Without omitting anything, return the records precisely as given.

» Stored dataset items
....

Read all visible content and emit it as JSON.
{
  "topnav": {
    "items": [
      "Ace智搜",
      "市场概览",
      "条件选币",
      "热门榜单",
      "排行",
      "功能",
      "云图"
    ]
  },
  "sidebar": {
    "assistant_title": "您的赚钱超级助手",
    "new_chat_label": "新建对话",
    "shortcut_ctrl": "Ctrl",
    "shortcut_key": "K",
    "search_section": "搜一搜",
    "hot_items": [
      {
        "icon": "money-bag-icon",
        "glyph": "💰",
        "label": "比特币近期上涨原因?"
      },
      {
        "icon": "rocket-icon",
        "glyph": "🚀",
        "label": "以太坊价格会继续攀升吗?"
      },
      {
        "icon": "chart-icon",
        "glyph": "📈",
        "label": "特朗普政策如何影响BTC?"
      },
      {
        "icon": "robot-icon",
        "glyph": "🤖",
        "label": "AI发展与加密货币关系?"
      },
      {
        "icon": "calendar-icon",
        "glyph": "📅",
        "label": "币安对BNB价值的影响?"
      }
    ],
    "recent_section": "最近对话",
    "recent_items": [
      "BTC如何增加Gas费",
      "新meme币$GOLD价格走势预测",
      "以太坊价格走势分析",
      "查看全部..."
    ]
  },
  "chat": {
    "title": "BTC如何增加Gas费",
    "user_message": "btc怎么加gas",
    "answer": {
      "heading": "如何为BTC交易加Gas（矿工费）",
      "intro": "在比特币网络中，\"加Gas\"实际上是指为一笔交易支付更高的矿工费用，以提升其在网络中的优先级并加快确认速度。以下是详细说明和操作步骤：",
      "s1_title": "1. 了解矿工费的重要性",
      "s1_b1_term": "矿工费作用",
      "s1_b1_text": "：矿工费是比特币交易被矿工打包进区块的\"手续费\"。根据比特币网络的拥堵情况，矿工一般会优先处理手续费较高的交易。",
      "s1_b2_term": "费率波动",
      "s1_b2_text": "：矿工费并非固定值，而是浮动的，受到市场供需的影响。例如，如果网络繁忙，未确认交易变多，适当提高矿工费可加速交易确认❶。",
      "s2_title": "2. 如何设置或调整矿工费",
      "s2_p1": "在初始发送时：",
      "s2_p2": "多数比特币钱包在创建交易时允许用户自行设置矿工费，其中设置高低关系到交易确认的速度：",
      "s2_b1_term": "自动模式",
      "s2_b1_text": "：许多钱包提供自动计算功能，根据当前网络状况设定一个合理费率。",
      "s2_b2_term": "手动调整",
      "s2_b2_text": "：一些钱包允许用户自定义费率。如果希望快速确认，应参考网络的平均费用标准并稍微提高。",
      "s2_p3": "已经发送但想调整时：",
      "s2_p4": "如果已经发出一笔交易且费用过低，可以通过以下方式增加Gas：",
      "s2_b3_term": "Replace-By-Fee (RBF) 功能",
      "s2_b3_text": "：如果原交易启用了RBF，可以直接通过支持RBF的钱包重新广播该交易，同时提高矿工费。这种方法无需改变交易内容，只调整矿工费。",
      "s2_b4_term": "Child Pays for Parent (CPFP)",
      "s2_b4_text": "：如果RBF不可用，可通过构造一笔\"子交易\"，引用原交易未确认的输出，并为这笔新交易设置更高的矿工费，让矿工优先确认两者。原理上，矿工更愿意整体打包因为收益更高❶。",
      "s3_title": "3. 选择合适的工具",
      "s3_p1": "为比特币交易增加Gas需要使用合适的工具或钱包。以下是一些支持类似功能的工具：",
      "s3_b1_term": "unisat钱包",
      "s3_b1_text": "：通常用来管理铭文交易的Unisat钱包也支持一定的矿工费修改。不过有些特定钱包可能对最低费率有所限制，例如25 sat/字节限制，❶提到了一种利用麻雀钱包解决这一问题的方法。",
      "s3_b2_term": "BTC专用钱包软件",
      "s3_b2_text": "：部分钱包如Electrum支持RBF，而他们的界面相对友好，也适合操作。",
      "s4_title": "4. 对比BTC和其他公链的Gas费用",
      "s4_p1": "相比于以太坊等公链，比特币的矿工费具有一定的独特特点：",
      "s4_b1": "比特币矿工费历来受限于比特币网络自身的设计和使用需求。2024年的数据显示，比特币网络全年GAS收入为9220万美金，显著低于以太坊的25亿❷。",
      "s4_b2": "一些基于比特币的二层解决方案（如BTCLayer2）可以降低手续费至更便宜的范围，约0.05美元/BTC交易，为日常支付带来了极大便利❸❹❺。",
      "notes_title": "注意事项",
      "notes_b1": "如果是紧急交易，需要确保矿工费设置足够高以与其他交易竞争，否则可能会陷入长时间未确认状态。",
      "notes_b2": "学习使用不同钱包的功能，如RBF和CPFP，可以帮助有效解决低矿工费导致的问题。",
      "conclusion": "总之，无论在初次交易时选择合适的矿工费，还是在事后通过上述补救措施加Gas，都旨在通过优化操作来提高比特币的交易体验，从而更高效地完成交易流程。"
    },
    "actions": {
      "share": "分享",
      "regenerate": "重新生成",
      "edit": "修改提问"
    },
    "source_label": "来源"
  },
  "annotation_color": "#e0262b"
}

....

» Final answer
Read all visible content and emit it as JSON.
{
  "topnav": {
    "items": [
      "Ace智搜",
      "市场概览",
      "条件选币",
      "热门榜单",
      "排行",
      "功能",
      "云图"
    ]
  },
  "sidebar": {
    "assistant_title": "您的赚钱超级助手",
    "new_chat_label": "新建对话",
    "shortcut_ctrl": "Ctrl",
    "shortcut_key": "K",
    "search_section": "搜一搜",
    "hot_items": [
      {
        "icon": "money-bag-icon",
        "glyph": "💰",
        "label": "比特币近期上涨原因?"
      },
      {
        "icon": "rocket-icon",
        "glyph": "🚀",
        "label": "以太坊价格会继续攀升吗?"
      },
      {
        "icon": "chart-icon",
        "glyph": "📈",
        "label": "特朗普政策如何影响BTC?"
      },
      {
        "icon": "robot-icon",
        "glyph": "🤖",
        "label": "AI发展与加密货币关系?"
      },
      {
        "icon": "calendar-icon",
        "glyph": "📅",
        "label": "币安对BNB价值的影响?"
      }
    ],
    "recent_section": "最近对话",
    "recent_items": [
      "BTC如何增加Gas费",
      "新meme币$GOLD价格走势预测",
      "以太坊价格走势分析",
      "查看全部..."
    ]
  },
  "chat": {
    "title": "BTC如何增加Gas费",
    "user_message": "btc怎么加gas",
    "answer": {
      "heading": "如何为BTC交易加Gas（矿工费）",
      "intro": "在比特币网络中，\"加Gas\"实际上是指为一笔交易支付更高的矿工费用，以提升其在网络中的优先级并加快确认速度。以下是详细说明和操作步骤：",
      "s1_title": "1. 了解矿工费的重要性",
      "s1_b1_term": "矿工费作用",
      "s1_b1_text": "：矿工费是比特币交易被矿工打包进区块的\"手续费\"。根据比特币网络的拥堵情况，矿工一般会优先处理手续费较高的交易。",
      "s1_b2_term": "费率波动",
      "s1_b2_text": "：矿工费并非固定值，而是浮动的，受到市场供需的影响。例如，如果网络繁忙，未确认交易变多，适当提高矿工费可加速交易确认❶。",
      "s2_title": "2. 如何设置或调整矿工费",
      "s2_p1": "在初始发送时：",
      "s2_p2": "多数比特币钱包在创建交易时允许用户自行设置矿工费，其中设置高低关系到交易确认的速度：",
      "s2_b1_term": "自动模式",
      "s2_b1_text": "：许多钱包提供自动计算功能，根据当前网络状况设定一个合理费率。",
      "s2_b2_term": "手动调整",
      "s2_b2_text": "：一些钱包允许用户自定义费率。如果希望快速确认，应参考网络的平均费用标准并稍微提高。",
      "s2_p3": "已经发送但想调整时：",
      "s2_p4": "如果已经发出一笔交易且费用过低，可以通过以下方式增加Gas：",
      "s2_b3_term": "Replace-By-Fee (RBF) 功能",
      "s2_b3_text": "：如果原交易启用了RBF，可以直接通过支持RBF的钱包重新广播该交易，同时提高矿工费。这种方法无需改变交易内容，只调整矿工费。",
      "s2_b4_term": "Child Pays for Parent (CPFP)",
      "s2_b4_text": "：如果RBF不可用，可通过构造一笔\"子交易\"，引用原交易未确认的输出，并为这笔新交易设置更高的矿工费，让矿工优先确认两者。原理上，矿工更愿意整体打包因为收益更高❶。",
      "s3_title": "3. 选择合适的工具",
      "s3_p1": "为比特币交易增加Gas需要使用合适的工具或钱包。以下是一些支持类似功能的工具：",
      "s3_b1_term": "unisat钱包",
      "s3_b1_text": "：通常用来管理铭文交易的Unisat钱包也支持一定的矿工费修改。不过有些特定钱包可能对最低费率有所限制，例如25 sat/字节限制，❶提到了一种利用麻雀钱包解决这一问题的方法。",
      "s3_b2_term": "BTC专用钱包软件",
      "s3_b2_text": "：部分钱包如Electrum支持RBF，而他们的界面相对友好，也适合操作。",
      "s4_title": "4. 对比BTC和其他公链的Gas费用",
      "s4_p1": "相比于以太坊等公链，比特币的矿工费具有一定的独特特点：",
      "s4_b1": "比特币矿工费历来受限于比特币网络自身的设计和使用需求。2024年的数据显示，比特币网络全年GAS收入为9220万美金，显著低于以太坊的25亿❷。",
      "s4_b2": "一些基于比特币的二层解决方案（如BTCLayer2）可以降低手续费至更便宜的范围，约0.05美元/BTC交易，为日常支付带来了极大便利❸❹❺。",
      "notes_title": "注意事项",
      "notes_b1": "如果是紧急交易，需要确保矿工费设置足够高以与其他交易竞争，否则可能会陷入长时间未确认状态。",
      "notes_b2": "学习使用不同钱包的功能，如RBF和CPFP，可以帮助有效解决低矿工费导致的问题。",
      "conclusion": "总之，无论在初次交易时选择合适的矿工费，还是在事后通过上述补救措施加Gas，都旨在通过优化操作来提高比特币的交易体验，从而更高效地完成交易流程。"
    },
    "actions": {
      "share": "分享",
      "regenerate": "重新生成",
      "edit": "修改提问"
    },
    "source_label": "来源"
  },
  "annotation_color": "#e0262b"
}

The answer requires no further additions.